One such case alleged that Fenwick client Pandora Media Inc., the music streaming and recommendation service, improperly shared its listeners' personal data with advertisers. After winning dismissal of the original suit in 2013, Newby convinced a U.S. district court to significantly narrow the remaining claims, ultimately resulting in a favorable resolution.
In another lawsuit, Newby obtained a dismissal of the majority of the data theft claims against Path Inc., developer of a photo sharing and messaging app. Path was among several mobile app developers charged in a consolidated consumer class action of illegally harvesting user data obtained via iPhones, iPads and iPod Touches. (Apple, Inc., was also a plaintiff.)
And in a third case, Newby secured a dismissal with prejudice of charges of a putative class action against firm client Symantec Corp.
“We have had success in getting several privacy and data security cases either dismissed entirely or significantly narrowed at the pleading stage through the challenges to the plaintiff’s ability to allege loss causation,” Newby explained.

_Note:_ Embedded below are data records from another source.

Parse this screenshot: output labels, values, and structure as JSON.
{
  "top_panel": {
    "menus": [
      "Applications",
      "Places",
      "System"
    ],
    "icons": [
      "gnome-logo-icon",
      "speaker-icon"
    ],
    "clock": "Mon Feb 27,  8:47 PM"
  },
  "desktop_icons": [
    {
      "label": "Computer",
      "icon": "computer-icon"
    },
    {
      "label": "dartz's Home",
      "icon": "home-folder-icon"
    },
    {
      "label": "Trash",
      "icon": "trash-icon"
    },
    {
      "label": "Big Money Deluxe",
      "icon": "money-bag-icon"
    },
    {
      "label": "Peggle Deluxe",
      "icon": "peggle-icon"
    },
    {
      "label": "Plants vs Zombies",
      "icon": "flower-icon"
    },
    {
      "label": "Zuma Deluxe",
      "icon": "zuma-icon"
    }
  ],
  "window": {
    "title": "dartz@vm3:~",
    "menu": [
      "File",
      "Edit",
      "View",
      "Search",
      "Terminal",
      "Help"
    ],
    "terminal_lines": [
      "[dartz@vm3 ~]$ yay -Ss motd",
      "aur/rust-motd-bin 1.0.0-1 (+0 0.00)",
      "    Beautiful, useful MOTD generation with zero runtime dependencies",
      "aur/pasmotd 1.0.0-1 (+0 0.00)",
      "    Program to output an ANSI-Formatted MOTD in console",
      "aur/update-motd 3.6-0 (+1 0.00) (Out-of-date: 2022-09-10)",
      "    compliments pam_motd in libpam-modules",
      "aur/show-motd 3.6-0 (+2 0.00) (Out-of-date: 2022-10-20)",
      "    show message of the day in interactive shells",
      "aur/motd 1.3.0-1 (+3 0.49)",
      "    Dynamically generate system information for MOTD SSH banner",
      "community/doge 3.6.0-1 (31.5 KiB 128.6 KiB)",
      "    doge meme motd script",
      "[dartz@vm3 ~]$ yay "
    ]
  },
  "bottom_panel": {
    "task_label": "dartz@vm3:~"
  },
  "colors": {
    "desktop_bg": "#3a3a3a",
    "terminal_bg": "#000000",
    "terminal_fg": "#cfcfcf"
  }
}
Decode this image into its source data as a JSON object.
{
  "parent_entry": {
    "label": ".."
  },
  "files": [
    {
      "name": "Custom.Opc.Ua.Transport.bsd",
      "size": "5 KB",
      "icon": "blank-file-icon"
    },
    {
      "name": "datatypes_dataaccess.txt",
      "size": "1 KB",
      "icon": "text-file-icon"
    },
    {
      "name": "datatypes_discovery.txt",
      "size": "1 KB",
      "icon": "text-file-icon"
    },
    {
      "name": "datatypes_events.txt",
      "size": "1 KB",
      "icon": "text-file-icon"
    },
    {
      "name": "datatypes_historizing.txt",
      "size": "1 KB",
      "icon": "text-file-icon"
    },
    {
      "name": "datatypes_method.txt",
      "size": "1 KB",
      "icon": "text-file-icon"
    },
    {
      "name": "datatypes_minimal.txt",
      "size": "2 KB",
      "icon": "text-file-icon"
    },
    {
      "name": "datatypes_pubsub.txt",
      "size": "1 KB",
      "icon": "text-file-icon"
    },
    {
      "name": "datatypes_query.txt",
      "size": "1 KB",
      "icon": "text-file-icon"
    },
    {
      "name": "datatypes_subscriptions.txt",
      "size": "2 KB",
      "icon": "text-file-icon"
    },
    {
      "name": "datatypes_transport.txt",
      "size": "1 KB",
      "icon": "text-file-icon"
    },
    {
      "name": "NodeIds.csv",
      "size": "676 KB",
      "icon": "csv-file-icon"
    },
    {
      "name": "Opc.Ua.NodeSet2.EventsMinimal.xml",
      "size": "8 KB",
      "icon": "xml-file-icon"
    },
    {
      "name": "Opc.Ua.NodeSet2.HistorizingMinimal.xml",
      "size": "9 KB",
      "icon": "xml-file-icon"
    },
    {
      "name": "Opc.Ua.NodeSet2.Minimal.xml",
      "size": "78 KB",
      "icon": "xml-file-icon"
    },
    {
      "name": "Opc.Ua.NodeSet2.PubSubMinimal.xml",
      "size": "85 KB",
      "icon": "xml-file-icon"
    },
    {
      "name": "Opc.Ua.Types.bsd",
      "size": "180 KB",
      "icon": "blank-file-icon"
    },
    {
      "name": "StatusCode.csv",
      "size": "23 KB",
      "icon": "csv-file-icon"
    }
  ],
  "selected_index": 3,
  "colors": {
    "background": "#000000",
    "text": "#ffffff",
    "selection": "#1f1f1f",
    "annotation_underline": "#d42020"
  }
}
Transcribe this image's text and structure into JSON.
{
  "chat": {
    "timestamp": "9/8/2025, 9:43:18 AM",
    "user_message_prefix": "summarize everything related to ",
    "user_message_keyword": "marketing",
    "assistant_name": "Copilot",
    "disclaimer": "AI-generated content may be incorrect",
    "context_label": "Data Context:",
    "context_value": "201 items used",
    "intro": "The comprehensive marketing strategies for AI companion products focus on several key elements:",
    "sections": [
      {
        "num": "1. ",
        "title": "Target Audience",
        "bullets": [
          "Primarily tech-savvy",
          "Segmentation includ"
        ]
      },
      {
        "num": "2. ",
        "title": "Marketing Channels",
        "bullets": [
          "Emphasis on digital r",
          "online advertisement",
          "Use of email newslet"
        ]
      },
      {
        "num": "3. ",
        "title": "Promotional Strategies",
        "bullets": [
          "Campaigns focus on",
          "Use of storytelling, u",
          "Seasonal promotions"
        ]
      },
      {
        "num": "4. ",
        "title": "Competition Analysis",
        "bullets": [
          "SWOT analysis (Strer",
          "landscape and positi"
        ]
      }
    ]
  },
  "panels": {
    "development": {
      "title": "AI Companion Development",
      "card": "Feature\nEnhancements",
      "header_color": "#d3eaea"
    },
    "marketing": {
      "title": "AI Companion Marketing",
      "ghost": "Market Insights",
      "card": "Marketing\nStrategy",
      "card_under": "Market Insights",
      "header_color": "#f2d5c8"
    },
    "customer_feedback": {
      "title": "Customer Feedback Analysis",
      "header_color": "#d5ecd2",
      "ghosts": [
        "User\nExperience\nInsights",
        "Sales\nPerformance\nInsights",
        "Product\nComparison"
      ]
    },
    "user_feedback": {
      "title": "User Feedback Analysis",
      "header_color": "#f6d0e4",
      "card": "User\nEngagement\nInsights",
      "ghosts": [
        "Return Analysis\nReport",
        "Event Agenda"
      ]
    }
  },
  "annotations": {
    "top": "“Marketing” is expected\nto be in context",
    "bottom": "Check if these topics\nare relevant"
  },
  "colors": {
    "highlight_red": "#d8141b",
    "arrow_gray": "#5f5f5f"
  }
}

Standing and loss causation are "proving to be companies' strongest early defenses in privacy cases," he noted, adding, "I’m happy that we have been able to bolster the case law for those defenses."
The profile also gave Newby an opportunity to discuss his ongoing work representing Carrier IQ Inc. in multidistrict litigation involving the company's cellphone tracking software. In that matter, the plaintiffs claim that Carrier developed, and other defendants installed, technology that improperly collected phone data.
“The case touches on so many areas of law – federal and state wiretap laws, the Stored Communications Act, state consumer protection laws and state contract law – that it never gets dull,” Newby said.
Looking ahead to 2015, he told Law360 he anticipates that the implementation in 2016 of California Bill 1177 will become a contentious issue.
The bill – which makes it illegal for educational technology companies providing interactive online services and apps for use by K-12 students to provide their users' information to third parties – "poses some real challenges to the business models of educational technology companies, and companies will need to assess their compliance risk during the year,” he indicated.
Newby also noted that there will likely be a continued need for data breach response and added, “State regulators have been talking tough on privacy enforcement for several years, but the number of enforcement actions brought has been fairly small. That may change in 2015.”
The full profile is available here.